…Blend the mixture either in a machine that is not to be found in Canada, or with the hands.

Cook the meat separately, though in Aleppo we eat it raw.

Do you have any Canadian friends yet? I ask, and you both shake your heads.

            We came here as refugees; we will stay refugees

[pp. 17-18, attribution is given as Rachel Rose (Translated/Raed Al-Jishi)]

The poetry is beautifully visual, as in Diane Tucker’s “Oregano” (p. 132), “Oregano has overrun everything/Let your vision puddle and spread and you’ll see the little mistresses, the honeybees, waving…,” and political, as with T’uy’T’Tanat-Cecelia “Cease” Wyss’s “A Fish Camp Story from My Childhood” (pp 162-164), describing her mixed heritage and what that cost her parents in court hearings, defending their rights to cultural food fishing. The “recipes,” when written in prose, are quite remarkable, rendering unforgettable images, rather than merely instructions, as in Kathryn Alexander’s “Making Marmalade” (pp. 182-183), “…Stir the bitter stories/until they froth and rise like fruity lava/to set like jewels on a cold spoon.”
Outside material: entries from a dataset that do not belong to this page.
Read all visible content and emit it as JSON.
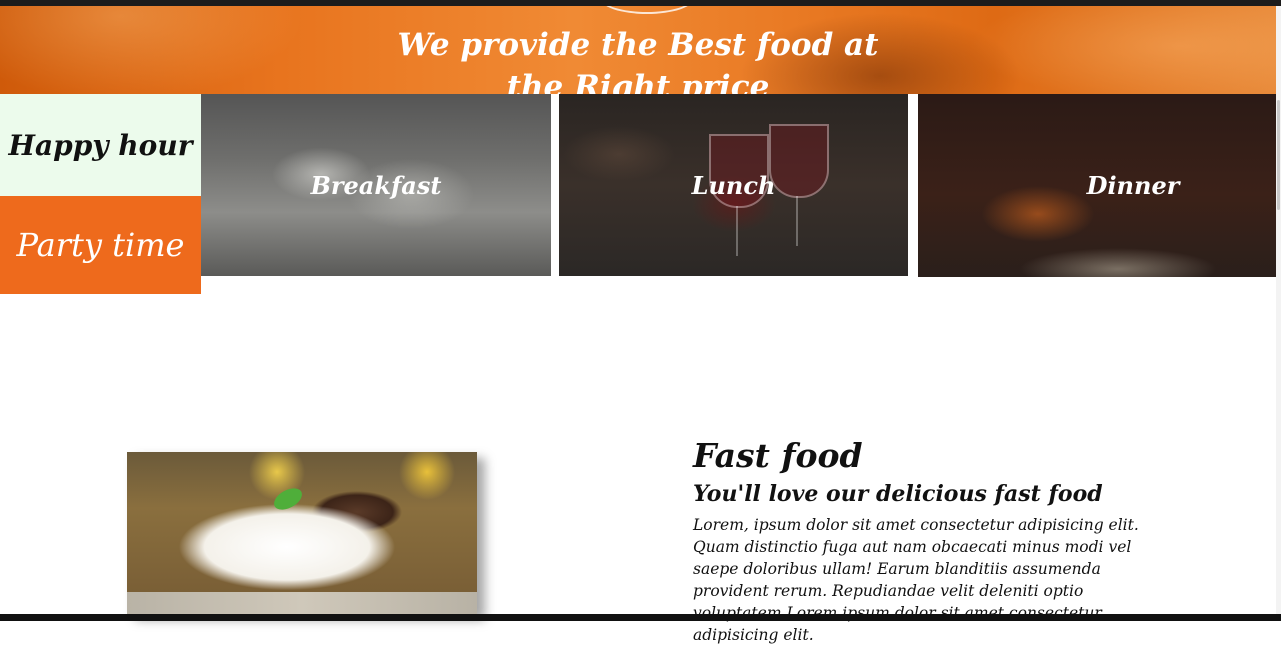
{
  "hero": {
    "line1": "We provide the Best food at",
    "line2_prefix": "the ",
    "line2_bold": "Right price"
  },
  "sidebar": {
    "items": [
      {
        "label": "Happy hour"
      },
      {
        "label": "Party time"
      }
    ]
  },
  "meals": [
    {
      "label": "Breakfast"
    },
    {
      "label": "Lunch"
    },
    {
      "label": "Dinner"
    }
  ],
  "feature": {
    "title": "Fast food",
    "subtitle": "You'll love our delicious fast food",
    "body": "Lorem, ipsum dolor sit amet consectetur adipisicing elit. Quam distinctio fuga aut nam obcaecati minus modi vel saepe doloribus ullam! Earum blanditiis assumenda provident rerum. Repudiandae velit deleniti optio voluptatem Lorem ipsum dolor sit amet consectetur adipisicing elit."
  },
  "colors": {
    "accent_orange": "#ee6a1c",
    "happy_bg": "#ecfbec"
  }
}
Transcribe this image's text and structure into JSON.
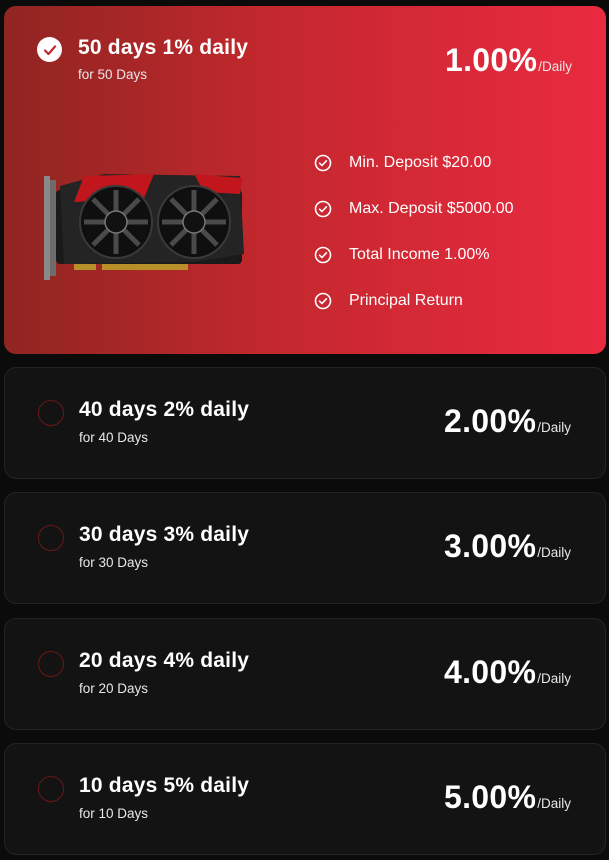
{
  "plans": [
    {
      "title": "50 days 1% daily",
      "subtitle": "for 50 Days",
      "rate": "1.00%",
      "rate_unit": "/Daily",
      "selected": true,
      "features": [
        "Min. Deposit $20.00",
        "Max. Deposit $5000.00",
        "Total Income 1.00%",
        "Principal Return"
      ]
    },
    {
      "title": "40 days 2% daily",
      "subtitle": "for 40 Days",
      "rate": "2.00%",
      "rate_unit": "/Daily",
      "selected": false
    },
    {
      "title": "30 days 3% daily",
      "subtitle": "for 30 Days",
      "rate": "3.00%",
      "rate_unit": "/Daily",
      "selected": false
    },
    {
      "title": "20 days 4% daily",
      "subtitle": "for 20 Days",
      "rate": "4.00%",
      "rate_unit": "/Daily",
      "selected": false
    },
    {
      "title": "10 days 5% daily",
      "subtitle": "for 10 Days",
      "rate": "5.00%",
      "rate_unit": "/Daily",
      "selected": false
    }
  ],
  "icons": {
    "selected_radio": "check-circle-icon",
    "feature": "check-circle-icon",
    "product_image": "graphics-card-icon"
  },
  "colors": {
    "active_gradient_start": "#8f2521",
    "active_gradient_end": "#ea2a40",
    "card_background": "#131313",
    "radio_border": "#6b1717"
  }
}
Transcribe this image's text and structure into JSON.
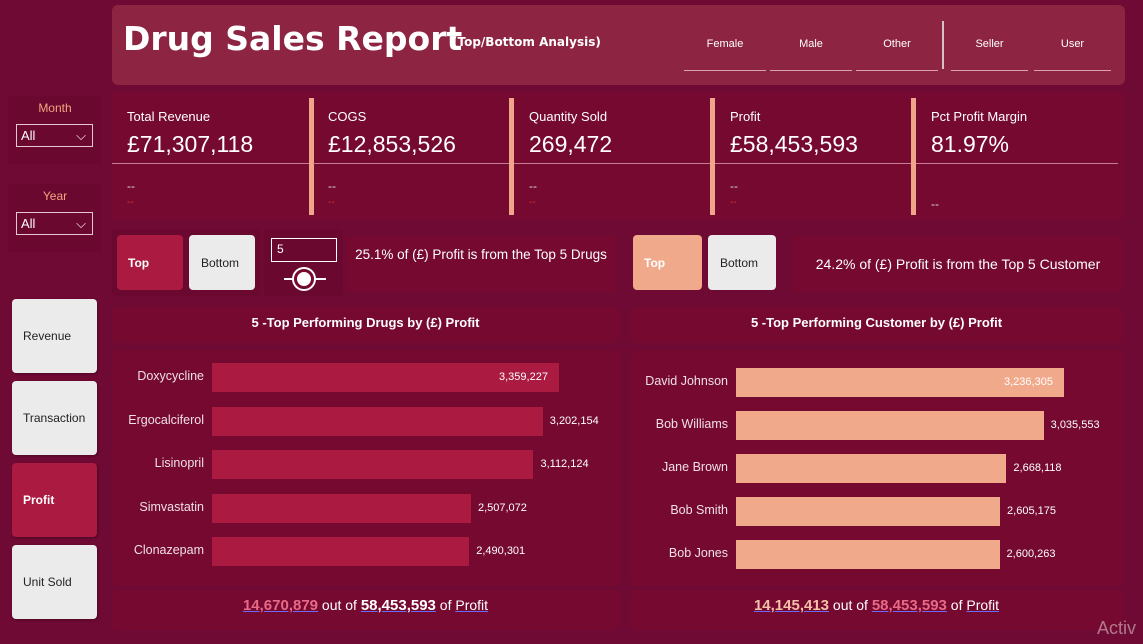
{
  "header": {
    "title": "Drug Sales Report",
    "subtitle": "(Top/Bottom Analysis)",
    "gender_slicers": [
      "Female",
      "Male",
      "Other"
    ],
    "role_slicers": [
      "Seller",
      "User"
    ]
  },
  "filters": {
    "month": {
      "label": "Month",
      "value": "All"
    },
    "year": {
      "label": "Year",
      "value": "All"
    }
  },
  "kpis": [
    {
      "label": "Total Revenue",
      "value": "£71,307,118",
      "dash": "--",
      "dash2": "--"
    },
    {
      "label": "COGS",
      "value": "£12,853,526",
      "dash": "--",
      "dash2": "--"
    },
    {
      "label": "Quantity Sold",
      "value": "269,472",
      "dash": "--",
      "dash2": "--"
    },
    {
      "label": "Profit",
      "value": "£58,453,593",
      "dash": "--",
      "dash2": "--"
    },
    {
      "label": "Pct Profit Margin",
      "value": "81.97%",
      "dash": "--"
    }
  ],
  "nav": [
    "Revenue",
    "Transaction",
    "Profit",
    "Unit Sold"
  ],
  "left": {
    "top_label": "Top",
    "bottom_label": "Bottom",
    "n_value": "5",
    "insight": "25.1% of (£) Profit is from the Top 5 Drugs",
    "chart_title": "5 -Top Performing Drugs by (£) Profit",
    "footer": {
      "part": "14,670,879",
      "out_of": "out of",
      "total": "58,453,593",
      "of": "of",
      "measure": "Profit"
    }
  },
  "right": {
    "top_label": "Top",
    "bottom_label": "Bottom",
    "insight": "24.2% of (£) Profit is from the Top 5 Customer",
    "chart_title": "5 -Top Performing Customer by (£) Profit",
    "footer": {
      "part": "14,145,413",
      "out_of": "out of",
      "total": "58,453,593",
      "of": "of",
      "measure": "Profit"
    }
  },
  "watermark": "Activ",
  "colors": {
    "bg": "#6e0a33",
    "drug_bar": "#ab1a40",
    "customer_bar": "#f0a98a",
    "accent": "#f0a58a"
  },
  "chart_data": [
    {
      "type": "bar",
      "orientation": "horizontal",
      "title": "5 -Top Performing Drugs by (£) Profit",
      "categories": [
        "Doxycycline",
        "Ergocalciferol",
        "Lisinopril",
        "Simvastatin",
        "Clonazepam"
      ],
      "values": [
        3359227,
        3202154,
        3112124,
        2507072,
        2490301
      ],
      "labels": [
        "3,359,227",
        "3,202,154",
        "3,112,124",
        "2,507,072",
        "2,490,301"
      ]
    },
    {
      "type": "bar",
      "orientation": "horizontal",
      "title": "5 -Top Performing Customer by (£) Profit",
      "categories": [
        "David Johnson",
        "Bob Williams",
        "Jane Brown",
        "Bob Smith",
        "Bob Jones"
      ],
      "values": [
        3236305,
        3035553,
        2668118,
        2605175,
        2600263
      ],
      "labels": [
        "3,236,305",
        "3,035,553",
        "2,668,118",
        "2,605,175",
        "2,600,263"
      ]
    }
  ]
}
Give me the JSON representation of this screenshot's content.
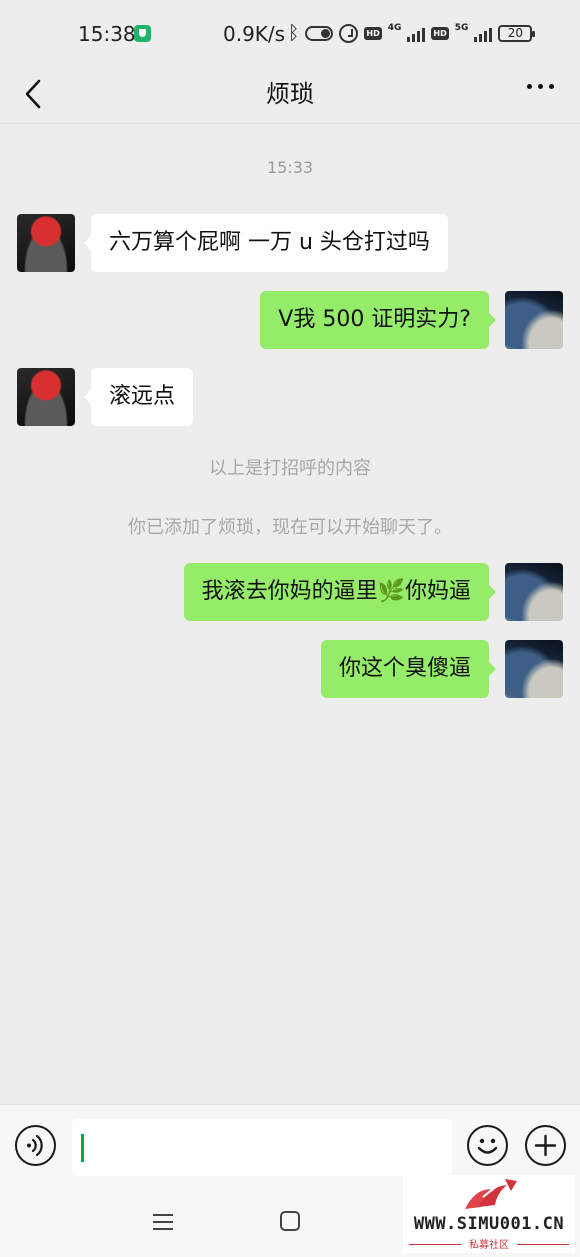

Rose, however, is cooking up more than food with this anthology. She acknowledges, “Words of pain and hope from within our fractured literary community sing on these pages, as we collectively struggle to find a way through our own complicated inheritances” (p. 13). Rose recognizes that she (and many of the contributors) lives and works in unceded homelands of First Nations people. Further, part of the motivation for the project comes from her profound experiences supporting refugee families. In Sustenance, Rose has succeeded in compiling the authors’ emotion-stirring prose around refugee themes, as with Terrie Hamazaki’s “Eggs” (pp. 111-112) or Claire Sicherman’s profound “Fragments” (p. 114), which describe her grandparents’ concentration camp experiences in vitally-important food bartering.

Sustenanceis a must-have book for any teacher, student, poet, or consumer of food. If, in fact, “food, art, and kindness can change the world,” as one writer (A.L. Carlson) writes in her bio (p. 57), then, Sustenanceshould do much to advance such change.

Publication Information

Sustenance: Writers from BC and Beyond on the Subject of Food 
Rachel Rose, editor
Vancouver, BC: Anvil Press, 2017. 256 pp. $25.00 paper.